How it went to be valued 500M $ would be the work of the then new CEO Matti Shem-Tov, today CEO of the Pro-Quest group ( Ex Libris being one of the subsidiaries, with a large development group in Jerusalem), and the HU did not have any part in that nor any reason to regret the sale.


1) This is how the Hebrew University lost 500 Millions $

2) Why I chose this bizarre spelling is another story.

3) Proceedings of the Second European Symposium on
Mathematics in Industry ESMI II, 1987, Oberwolfach

4) VATAT (in English PBC)


The French National Library episode (Bibliothèque Nationale de France, BNF)

In 1989 the French President, Francois Mitterand, decided to build the largest and most modern library in the world. Of course it would have the most up to date information system! The whole project was conducted in a very bizarre way. One of the employee of the not yet BNF went on leave to work for a consulting firm that would prepare the system specifications. This consulting firm was the subsidiary of the largest French software services company Capgemini (for which the project was clearly intended). Once the specifications ready, spring 1993, (and globally unrealistic as it would prove), came the tender call. The above mentioned employee returned to the BNF to be in charge of the tender administration!

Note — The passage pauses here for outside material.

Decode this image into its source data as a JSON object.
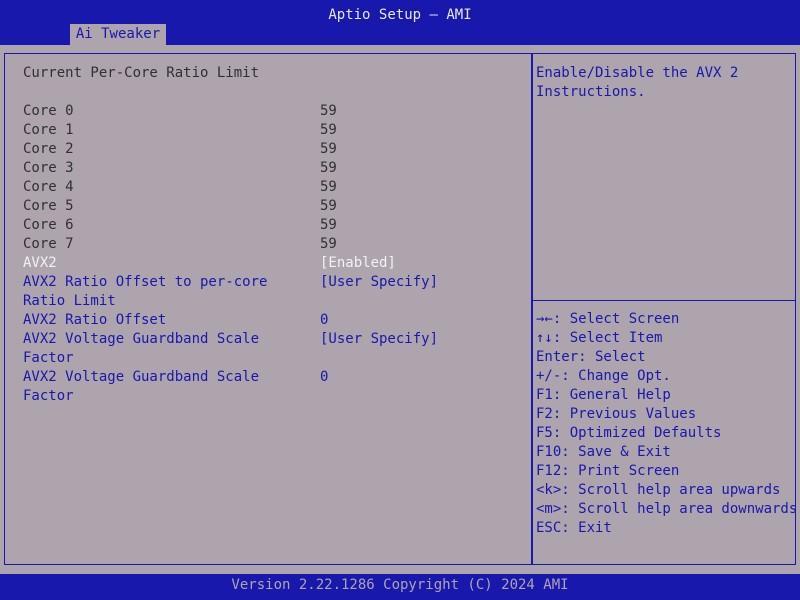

The public tender was tailored so that the main winners would be Bull (a French company) for the hardware and Capgemini for the software. Estimated budget was 3 to 400M francs (1/2 M euros) for the software alone. I was sure we did not have any chance there since we had only a very partial solution with Aleph and no hardware to offer, so I told AY and Ex Libris to forget it. But IBM was interested in getting its share (at least of hardware since their out-dated Library software system DOBIS\LIBIS had no chance.) Early 1993 they contacted AY and Morag and proposed us to answer together to the tender. IBM even financed extra developments we had to do! It was a wonderful occasion to extend our Unix based system, to introduce a relational data basis capability in Aleph etc., all this paid by IBM, so Morag could not complain anymore!

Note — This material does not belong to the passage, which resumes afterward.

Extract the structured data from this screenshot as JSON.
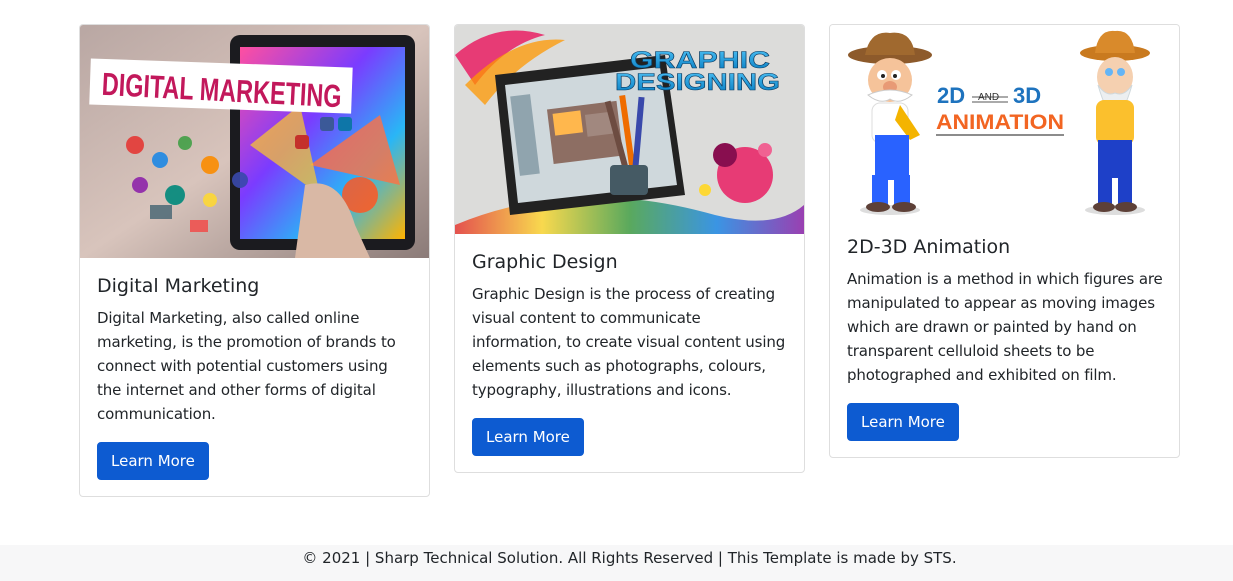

As the Chairman with a French Doctorat ès Science, I had to participate to all the meetings with the BNF. By 1994 live demos were successfully ran by Yohanan. Of course we could not yet provide all requirements, but the other consortium did not have a single demo running, and may be not a single line written, on any aspect of the tender. So the tandem IBM-AY came ahead and won , it was autumn 1994. By a legal trick the French administration declared the tender “inconclusive” (infructueux in French), and ran direct negotiations with the partners of their choice, including IBM for a piece of the hardware cake: IBM did get in. We were told to go home since the BNF wanted an original in-house system. Morag asked me if we should sue the BNF. I explained to him that if we did that, it was equivalent to suing the French State and we would loose all chances to sell to research institutes and universities in France. Ex Libris was making nice inroads there, beating Elsevier’s Endeavour IS and IBM DOBIS/LIBIS, so we kept quite. This adventure gave a push to our development and definitively convinced Morag that Unix was very important.

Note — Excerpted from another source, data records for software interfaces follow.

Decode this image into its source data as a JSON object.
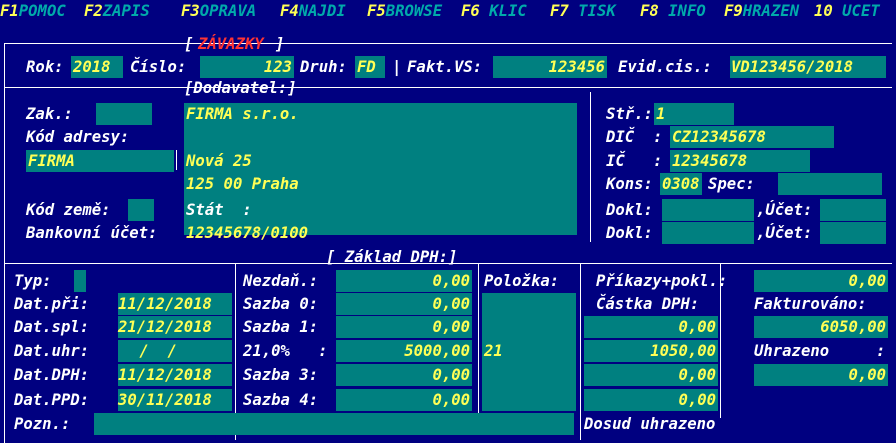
{
  "colors": {
    "background": "#000080",
    "field_background": "#008080",
    "field_text": "#ffff55",
    "label_text": "#ffffff",
    "fkey_label": "#00aaaa",
    "title_red": "#ff3333"
  },
  "fkeys": [
    {
      "num": "F1",
      "label": "POMOC"
    },
    {
      "num": "F2",
      "label": "ZAPIS"
    },
    {
      "num": "F3",
      "label": "OPRAVA"
    },
    {
      "num": "F4",
      "label": "NAJDI"
    },
    {
      "num": "F5",
      "label": "BROWSE"
    },
    {
      "num": "F6",
      "label": " KLIC"
    },
    {
      "num": "F7",
      "label": " TISK"
    },
    {
      "num": "F8",
      "label": " INFO"
    },
    {
      "num": "F9",
      "label": "HRAZEN"
    },
    {
      "num": "10",
      "label": " UCET"
    }
  ],
  "header": {
    "title": "ZÁVAZKY",
    "bracket_open": "[",
    "bracket_close": "]"
  },
  "row1": {
    "rok_label": "Rok:",
    "rok": "2018",
    "cislo_label": "Číslo:",
    "cislo": "123",
    "druh_label": "Druh:",
    "druh": "FD",
    "sep": "|",
    "fakt_label": "Fakt.VS:",
    "fakt": "123456",
    "evid_label": "Evid.cis.:",
    "evid": "VD123456/2018"
  },
  "dodavatel": {
    "section": "[Dodavatel:]",
    "zak_label": "Zak.:",
    "zak": "",
    "kod_adresy_label": "Kód adresy:",
    "name": "FIRMA s.r.o.",
    "short": "FIRMA",
    "street": "Nová 25",
    "city": "125 00 Praha",
    "kod_zeme_label": "Kód země:",
    "kod_zeme": "",
    "stat_label": "Stát  :",
    "stat": "",
    "bank_label": "Bankovní účet:",
    "bank": "12345678/0100",
    "str_label": "Stř.:",
    "str": "1",
    "dic_label": "DIČ  :",
    "dic": "CZ12345678",
    "ic_label": "IČ   :",
    "ic": "12345678",
    "kons_label": "Kons:",
    "kons": "0308",
    "spec_label": "Spec:",
    "spec": "",
    "dokl1_label": "Dokl:",
    "dokl1": "",
    "ucet1_label": ",Účet:",
    "ucet1": "",
    "dokl2_label": "Dokl:",
    "dokl2": "",
    "ucet2_label": ",Účet:",
    "ucet2": ""
  },
  "dph": {
    "section": "[ Základ DPH:]",
    "typ_label": "Typ:",
    "typ": "",
    "dat_pri_label": "Dat.při:",
    "dat_pri": "11/12/2018",
    "dat_spl_label": "Dat.spl:",
    "dat_spl": "21/12/2018",
    "dat_uhr_label": "Dat.uhr:",
    "dat_uhr": " /  /",
    "dat_dph_label": "Dat.DPH:",
    "dat_dph": "11/12/2018",
    "dat_ppd_label": "Dat.PPD:",
    "dat_ppd": "30/11/2018",
    "pozn_label": "Pozn.:",
    "pozn": "",
    "nezdan_label": "Nezdaň.:",
    "nezdan": "0,00",
    "sazba0_label": "Sazba 0:",
    "sazba0": "0,00",
    "sazba1_label": "Sazba 1:",
    "sazba1": "0,00",
    "sazba21_label": "21,0%   :",
    "sazba21": "5000,00",
    "sazba3_label": "Sazba 3:",
    "sazba3": "0,00",
    "sazba4_label": "Sazba 4:",
    "sazba4": "0,00",
    "polozka_label": "Položka:",
    "polozka21": "21",
    "prikazy_label": "Příkazy+pokl.:",
    "prikazy": "0,00",
    "castka_label": "Částka DPH:",
    "castka_rows": [
      "0,00",
      "1050,00",
      "0,00",
      "0,00"
    ],
    "fakturovano_label": "Fakturováno:",
    "fakturovano": "6050,00",
    "uhrazeno_label": "Uhrazeno",
    "uhrazeno_colon": ":",
    "uhrazeno": "0,00",
    "dosud_label": "Dosud uhrazeno"
  }
}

As a side story, encouraged by A. Pazy, I approached Capgemini to check if they would buy AY, since we had proven that many items of the tender requests were ready. The VP in charge of public markets answered that his aim was to develop software and thus create jobs , he had no use for ready-made solutions…these so called developments did cost them a lot, delayed the opening of the BNF by several years and created some legal problems between the partners!

Details are buried in the French “General Comptroller’s report” chap 3 paragraph 6 part2 sub part2 “la mise en oeuvre des systemes d’information”

and the French Senat report :